A MASSIVE hunt continued today for the gunman who killed one West Yorkshire policeman and wounded another.
The killer fired after being detained by the officers during a routine check of a stolen vehicle in Oakwood, Leeds.
The dead officer was named today as Ian Broadhurst, 34, of Leeds.
Police described the Boxing Day killing as an "appalling, dreadful attack".
Pc Broadhurst's wife was said to be "absolutely distraught".
The killer fled in a green Rover 6 car, after hijacking it from a couple at gunpoint.
The traffic officer and his colleague - Pc Neil Roper, 45, a father-of-two from Wakefield - were shot at around 4pm yesterday as they were making an arrest in Oakwood after they noticed a black BMW car was strangely parked.
Det Supt Chris Gregg said the officers carried out extra checks on the BMW, which was parked on Dib Lane, near the junction with the A58 Easterly Road, and discovered it was stolen, with false number plates.
The driver was taken to the police car and put in the back seat. As one officer opened the back door to handcuff the suspect he produced a handgun and shot each policeman several times, fatally wounding the officer in the front seat.
Pc Roper had surgery last night, but was said to be in a stable and non-life-threatening condition in hospital.
Det Supt Gregg, a former head of Huddersfield CID, said: "This was an attack on two unarmed officers which can only be described as an appalling, dreadful, attack."
West Yorkshire Assistant Chief Constable John Sampson said: "The dead officer's wife is absolutely distraught, deeply distressed and in a state of disbelief."
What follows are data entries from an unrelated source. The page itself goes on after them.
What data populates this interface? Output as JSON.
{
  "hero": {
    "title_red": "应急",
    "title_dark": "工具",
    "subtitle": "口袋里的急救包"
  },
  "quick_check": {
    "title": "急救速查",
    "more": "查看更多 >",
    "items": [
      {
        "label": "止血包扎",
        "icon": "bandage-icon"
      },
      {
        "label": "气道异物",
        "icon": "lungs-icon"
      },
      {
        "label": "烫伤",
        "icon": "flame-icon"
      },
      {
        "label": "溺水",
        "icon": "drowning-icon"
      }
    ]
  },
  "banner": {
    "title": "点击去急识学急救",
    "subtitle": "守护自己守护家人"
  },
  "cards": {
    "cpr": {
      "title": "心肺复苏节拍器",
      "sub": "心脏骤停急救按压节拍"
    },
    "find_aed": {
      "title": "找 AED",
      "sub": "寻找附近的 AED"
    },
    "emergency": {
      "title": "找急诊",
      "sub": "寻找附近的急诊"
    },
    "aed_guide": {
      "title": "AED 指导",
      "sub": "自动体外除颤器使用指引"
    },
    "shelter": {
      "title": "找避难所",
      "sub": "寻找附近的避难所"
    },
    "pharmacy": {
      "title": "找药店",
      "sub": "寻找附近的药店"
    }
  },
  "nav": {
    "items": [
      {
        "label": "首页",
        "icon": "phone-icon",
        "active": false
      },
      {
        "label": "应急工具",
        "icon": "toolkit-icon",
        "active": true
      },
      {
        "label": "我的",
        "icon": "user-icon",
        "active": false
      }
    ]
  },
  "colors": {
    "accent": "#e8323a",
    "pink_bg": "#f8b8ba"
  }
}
After the shootings, the gunman threatened a passer-by, and a struggle ensued. Officers now want to talk to this man, who left before they arrived.
The gunman fired indiscriminately into the street then stopped two people who were passing in the green Rover. He stole their vehicle, leaving them on the pavement. The car - number L410 PMB - has not yet been traced.
The gunman was described as white, in his 30s to 40s, with a stocky build and a tanned or olive complexion.
Residents described the area around Dib Lane as "quiet".
One said: "It's an all right area. It's very quiet, nothing ever really happens."
Jan Berry, the chairwoman of the Police Federation, said: "This tragedy highlights the growing dangers police officers face every day when serving their local communities.
"Our thoughts are with their families, friends and colleagues at this difficult time."
More than 50 police officers have been killed since 1980 in the battle against the increasing violence on Britain's streets.
From 2000 to date, eight officers have lost their lives.